A wine collection of almost 17,000 bottles from a single cellar – including grand cru Burgundies and first-growth Bordeaux – is expected to bring as much as USD26 million at auction, Sotheby’s said.
The four-day sale that kicked off on Friday in Hong Kong features more than 275 lots of Domaine de la Romanee-Conti spanning more than five decades. Top Bordeaux including La Mission Haut-Brion 1945 and Chateau Lafite Rothschild 1961 are also on the block, according to the catalog.
Although Sotheby’s hasn’t disclosed the seller’s identity, there are hints in the catalog. The collector is described as a fifth-generation property developer, and the preponderance of Burgundies suggests a younger collector as older ones have favored Bordeaux, said Sarah Heller, a master of wine at Heller Beverage Consultancy.
“You just don’t see collections like these come along very often,” Heller said. “People will look at it as a barometer of interest, and the rarefied world of top Burgundy collectors will be watching with bated breath.”
Single-owner sales usually command a premium at auction because buyers can more easily check the wines’ provenance as well as storage and transport history when the seller’s identity is known.
There’s no mystery about the provenance of a special edition of five-bottle cases of Mouton Rothschild that go on sale today, the final day of the auctions. They’ve been stored at the Bordeaux chateau since bottling, and could earn prices 10 percent to 15 percent higher than wines not sold directly by the producer, said Ritchie.
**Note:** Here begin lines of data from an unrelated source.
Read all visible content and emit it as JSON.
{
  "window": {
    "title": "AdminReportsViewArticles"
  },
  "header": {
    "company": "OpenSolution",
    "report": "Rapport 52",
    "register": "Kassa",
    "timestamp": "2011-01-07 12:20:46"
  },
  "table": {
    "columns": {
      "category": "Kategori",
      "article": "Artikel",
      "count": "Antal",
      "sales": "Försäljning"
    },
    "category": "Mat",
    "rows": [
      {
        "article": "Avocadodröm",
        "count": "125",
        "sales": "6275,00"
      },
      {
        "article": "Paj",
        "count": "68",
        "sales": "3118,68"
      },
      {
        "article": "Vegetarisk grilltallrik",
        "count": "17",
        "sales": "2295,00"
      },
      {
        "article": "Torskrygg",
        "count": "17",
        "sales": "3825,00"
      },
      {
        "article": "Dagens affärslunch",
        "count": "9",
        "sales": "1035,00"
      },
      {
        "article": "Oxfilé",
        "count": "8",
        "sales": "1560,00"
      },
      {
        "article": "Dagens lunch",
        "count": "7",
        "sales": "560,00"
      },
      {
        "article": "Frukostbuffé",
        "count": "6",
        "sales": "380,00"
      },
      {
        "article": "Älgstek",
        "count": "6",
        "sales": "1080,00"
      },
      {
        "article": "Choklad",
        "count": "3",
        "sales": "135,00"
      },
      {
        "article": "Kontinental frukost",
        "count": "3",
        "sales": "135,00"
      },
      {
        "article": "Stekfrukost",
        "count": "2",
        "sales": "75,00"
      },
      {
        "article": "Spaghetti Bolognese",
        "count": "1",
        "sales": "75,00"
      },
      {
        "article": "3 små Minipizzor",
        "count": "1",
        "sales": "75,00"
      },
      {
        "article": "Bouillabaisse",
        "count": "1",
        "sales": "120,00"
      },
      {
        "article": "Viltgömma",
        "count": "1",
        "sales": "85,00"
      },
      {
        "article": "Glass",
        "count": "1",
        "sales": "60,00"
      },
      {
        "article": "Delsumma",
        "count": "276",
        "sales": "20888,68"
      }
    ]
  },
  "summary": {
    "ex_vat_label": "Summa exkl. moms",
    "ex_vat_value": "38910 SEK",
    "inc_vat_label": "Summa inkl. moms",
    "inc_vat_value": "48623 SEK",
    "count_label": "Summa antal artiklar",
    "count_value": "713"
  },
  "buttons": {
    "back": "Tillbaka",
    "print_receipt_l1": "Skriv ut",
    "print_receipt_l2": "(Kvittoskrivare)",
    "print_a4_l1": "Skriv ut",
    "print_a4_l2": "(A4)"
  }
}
Each of the 25 identical lots includes an invitation for two to attend a dinner held at the Palace of Versailles, where the famous 1945 vintage will be served. The estimate per case is $15,000 to $25,000.
“Not only do you get some of the finest bottles of Bordeaux wine, but also the chance to experience firsthand an evening of French culture and history at the palace,” said Philippe Sereys de Rothschild, chief executive officer of Baron Philippe de Rothschild SA.
Today’s sale will also include bottles of single-malt whiskey, as well as Kweichow Moutai, the Chinese sorghum-based liquor that has become sought-after by Asian collectors. The most expensive lot of the fiery drink is from the 1997 vintage, of which only 1,997 bottles were made to commemorate that year’s handover of Hong Kong to China. The 12 bottles and original cardboard carton have an estimate of $85,000 to $140,000. MDT/Bloomberg